WHAT YOU WILL DO
Wherever a line below holds the word "label", copy that line.

[Extracted records]
┌──
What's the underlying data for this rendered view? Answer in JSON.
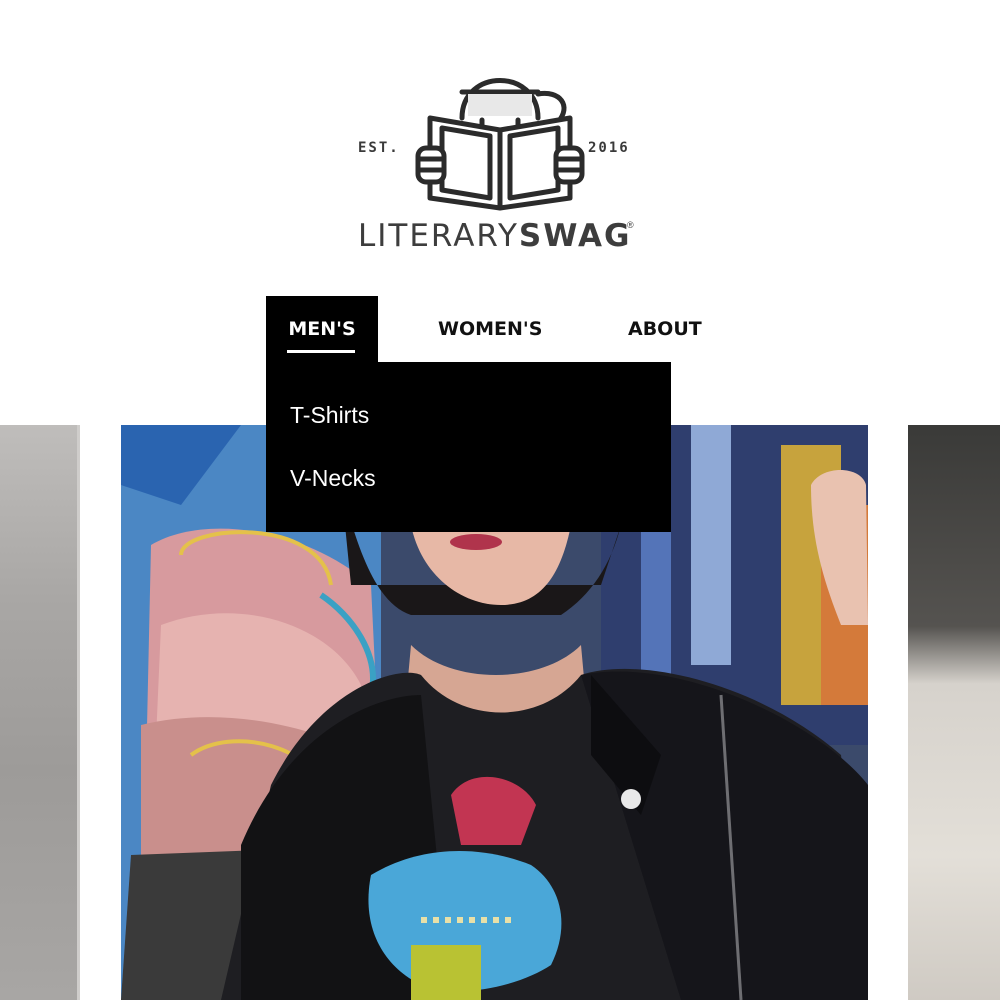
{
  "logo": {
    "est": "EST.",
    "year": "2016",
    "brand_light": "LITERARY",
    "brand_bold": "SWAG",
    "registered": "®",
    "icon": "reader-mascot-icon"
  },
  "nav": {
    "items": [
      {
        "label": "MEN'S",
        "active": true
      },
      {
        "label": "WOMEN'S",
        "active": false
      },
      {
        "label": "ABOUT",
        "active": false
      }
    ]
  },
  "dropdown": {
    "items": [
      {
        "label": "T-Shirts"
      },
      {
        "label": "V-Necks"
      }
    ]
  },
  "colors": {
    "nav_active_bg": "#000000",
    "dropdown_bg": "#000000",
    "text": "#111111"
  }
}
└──
YOUR SOLUTION
        "label": "MEN'S",
        "label": "WOMEN'S",
        "label": "ABOUT",
        "label": "T-Shirts"
        "label": "V-Necks"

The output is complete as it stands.